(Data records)

# # # # # # #

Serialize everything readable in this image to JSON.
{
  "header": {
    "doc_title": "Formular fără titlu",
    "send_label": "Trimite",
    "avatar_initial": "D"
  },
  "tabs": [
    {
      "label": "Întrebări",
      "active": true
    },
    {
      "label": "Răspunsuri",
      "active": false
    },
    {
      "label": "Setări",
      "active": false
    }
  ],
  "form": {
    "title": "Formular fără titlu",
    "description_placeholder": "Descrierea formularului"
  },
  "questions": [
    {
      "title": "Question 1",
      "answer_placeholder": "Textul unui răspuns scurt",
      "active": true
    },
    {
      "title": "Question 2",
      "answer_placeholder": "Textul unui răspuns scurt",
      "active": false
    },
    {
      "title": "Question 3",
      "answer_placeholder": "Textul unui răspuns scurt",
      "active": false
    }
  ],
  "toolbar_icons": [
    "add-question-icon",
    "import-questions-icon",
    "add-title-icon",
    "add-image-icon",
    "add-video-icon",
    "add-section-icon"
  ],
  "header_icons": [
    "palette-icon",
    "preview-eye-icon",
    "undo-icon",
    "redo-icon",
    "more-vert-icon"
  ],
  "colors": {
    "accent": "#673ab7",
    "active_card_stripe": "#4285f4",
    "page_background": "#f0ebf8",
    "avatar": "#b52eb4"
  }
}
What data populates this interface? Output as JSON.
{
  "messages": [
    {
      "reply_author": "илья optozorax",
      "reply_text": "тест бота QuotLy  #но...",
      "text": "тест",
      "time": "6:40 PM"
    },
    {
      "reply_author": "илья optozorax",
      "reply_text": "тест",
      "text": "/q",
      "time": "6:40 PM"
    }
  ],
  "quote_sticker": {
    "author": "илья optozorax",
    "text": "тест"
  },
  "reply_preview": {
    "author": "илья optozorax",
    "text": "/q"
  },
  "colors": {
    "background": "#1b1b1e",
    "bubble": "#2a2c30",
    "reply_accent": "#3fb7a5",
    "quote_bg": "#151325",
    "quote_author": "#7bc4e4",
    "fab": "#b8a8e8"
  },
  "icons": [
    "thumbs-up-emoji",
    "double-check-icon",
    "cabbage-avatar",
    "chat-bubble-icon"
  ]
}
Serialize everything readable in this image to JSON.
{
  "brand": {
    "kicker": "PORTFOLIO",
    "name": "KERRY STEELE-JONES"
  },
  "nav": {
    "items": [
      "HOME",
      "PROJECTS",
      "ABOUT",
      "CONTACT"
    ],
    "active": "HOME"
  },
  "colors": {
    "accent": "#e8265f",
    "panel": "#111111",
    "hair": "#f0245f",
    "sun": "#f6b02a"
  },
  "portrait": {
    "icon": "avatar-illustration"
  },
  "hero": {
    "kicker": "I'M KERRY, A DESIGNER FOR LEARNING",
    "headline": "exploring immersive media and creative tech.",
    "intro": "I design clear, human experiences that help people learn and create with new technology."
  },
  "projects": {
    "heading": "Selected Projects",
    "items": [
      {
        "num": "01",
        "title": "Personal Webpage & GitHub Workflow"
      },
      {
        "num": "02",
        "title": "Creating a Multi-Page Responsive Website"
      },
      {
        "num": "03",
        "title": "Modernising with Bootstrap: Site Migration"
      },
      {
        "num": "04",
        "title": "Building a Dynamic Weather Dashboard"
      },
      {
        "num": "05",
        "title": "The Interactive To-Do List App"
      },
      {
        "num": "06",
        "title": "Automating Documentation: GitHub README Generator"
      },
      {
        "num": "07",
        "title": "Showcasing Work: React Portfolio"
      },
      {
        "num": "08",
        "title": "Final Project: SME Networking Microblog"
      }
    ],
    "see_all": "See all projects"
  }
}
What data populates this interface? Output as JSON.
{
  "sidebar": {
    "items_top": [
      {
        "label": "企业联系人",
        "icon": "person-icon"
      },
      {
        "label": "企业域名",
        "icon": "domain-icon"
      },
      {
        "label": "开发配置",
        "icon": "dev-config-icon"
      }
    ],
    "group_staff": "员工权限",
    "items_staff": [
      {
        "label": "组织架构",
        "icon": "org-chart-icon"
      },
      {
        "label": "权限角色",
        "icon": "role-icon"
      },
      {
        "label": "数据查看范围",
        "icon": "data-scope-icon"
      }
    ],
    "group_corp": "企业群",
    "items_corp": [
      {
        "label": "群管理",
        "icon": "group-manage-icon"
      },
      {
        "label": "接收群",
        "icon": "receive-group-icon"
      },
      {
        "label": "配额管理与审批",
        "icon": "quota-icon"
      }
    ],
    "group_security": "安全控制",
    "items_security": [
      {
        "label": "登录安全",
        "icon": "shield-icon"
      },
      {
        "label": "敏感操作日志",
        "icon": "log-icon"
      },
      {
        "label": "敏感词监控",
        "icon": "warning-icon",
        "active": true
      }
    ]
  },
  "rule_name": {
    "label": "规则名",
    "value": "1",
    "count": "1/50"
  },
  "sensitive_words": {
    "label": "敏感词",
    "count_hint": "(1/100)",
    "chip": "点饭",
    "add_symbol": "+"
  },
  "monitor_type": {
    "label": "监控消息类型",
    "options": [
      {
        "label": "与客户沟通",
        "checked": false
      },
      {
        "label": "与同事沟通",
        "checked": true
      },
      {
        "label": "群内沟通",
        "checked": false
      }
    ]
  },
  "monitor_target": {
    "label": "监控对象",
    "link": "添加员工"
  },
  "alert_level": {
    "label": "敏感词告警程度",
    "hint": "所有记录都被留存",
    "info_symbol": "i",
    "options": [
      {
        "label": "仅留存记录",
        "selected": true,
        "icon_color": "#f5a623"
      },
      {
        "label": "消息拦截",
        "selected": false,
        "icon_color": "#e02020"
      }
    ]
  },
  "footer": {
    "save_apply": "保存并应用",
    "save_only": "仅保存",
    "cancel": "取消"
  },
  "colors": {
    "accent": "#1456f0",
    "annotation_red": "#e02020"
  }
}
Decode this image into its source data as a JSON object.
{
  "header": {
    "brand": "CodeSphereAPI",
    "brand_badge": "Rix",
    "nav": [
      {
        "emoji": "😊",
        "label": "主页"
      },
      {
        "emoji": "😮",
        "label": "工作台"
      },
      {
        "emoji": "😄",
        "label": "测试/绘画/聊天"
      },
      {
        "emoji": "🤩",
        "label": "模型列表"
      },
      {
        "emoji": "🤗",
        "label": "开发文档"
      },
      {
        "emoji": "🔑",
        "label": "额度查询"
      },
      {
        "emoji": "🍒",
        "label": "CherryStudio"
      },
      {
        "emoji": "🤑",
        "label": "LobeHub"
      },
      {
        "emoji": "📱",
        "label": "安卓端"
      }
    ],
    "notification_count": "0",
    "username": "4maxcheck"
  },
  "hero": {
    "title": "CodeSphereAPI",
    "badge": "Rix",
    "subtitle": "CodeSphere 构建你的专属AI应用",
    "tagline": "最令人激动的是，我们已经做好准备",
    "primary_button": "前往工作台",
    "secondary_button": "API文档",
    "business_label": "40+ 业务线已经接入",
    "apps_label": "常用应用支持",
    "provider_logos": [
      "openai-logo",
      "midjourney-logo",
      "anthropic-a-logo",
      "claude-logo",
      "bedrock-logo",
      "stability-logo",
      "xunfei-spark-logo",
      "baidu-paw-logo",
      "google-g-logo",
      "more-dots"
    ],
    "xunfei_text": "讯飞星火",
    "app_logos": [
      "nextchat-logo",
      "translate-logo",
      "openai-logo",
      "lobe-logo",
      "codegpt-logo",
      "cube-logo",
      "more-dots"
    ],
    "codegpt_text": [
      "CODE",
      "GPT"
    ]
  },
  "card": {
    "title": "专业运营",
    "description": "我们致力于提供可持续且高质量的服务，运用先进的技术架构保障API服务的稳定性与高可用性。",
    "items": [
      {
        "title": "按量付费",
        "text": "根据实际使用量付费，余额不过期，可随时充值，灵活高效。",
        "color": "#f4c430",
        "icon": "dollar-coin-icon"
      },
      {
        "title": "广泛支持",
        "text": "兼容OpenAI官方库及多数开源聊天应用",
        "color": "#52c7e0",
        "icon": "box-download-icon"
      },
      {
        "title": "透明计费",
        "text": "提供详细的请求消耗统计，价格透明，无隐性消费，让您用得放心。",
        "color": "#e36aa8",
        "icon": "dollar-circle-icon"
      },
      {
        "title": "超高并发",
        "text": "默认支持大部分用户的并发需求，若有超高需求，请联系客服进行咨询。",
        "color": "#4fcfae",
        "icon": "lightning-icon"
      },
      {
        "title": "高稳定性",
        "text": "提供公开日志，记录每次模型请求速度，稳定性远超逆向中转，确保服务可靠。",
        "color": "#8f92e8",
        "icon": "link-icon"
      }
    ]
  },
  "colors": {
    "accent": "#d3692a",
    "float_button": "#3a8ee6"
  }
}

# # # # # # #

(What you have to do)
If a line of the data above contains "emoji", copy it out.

(Expected answer)
    "thumbs-up-emoji",
        "emoji": "😊",
        "emoji": "😮",
        "emoji": "😄",
        "emoji": "🤩",
        "emoji": "🤗",
        "emoji": "🔑",
        "emoji": "🍒",
        "emoji": "🤑",
        "emoji": "📱",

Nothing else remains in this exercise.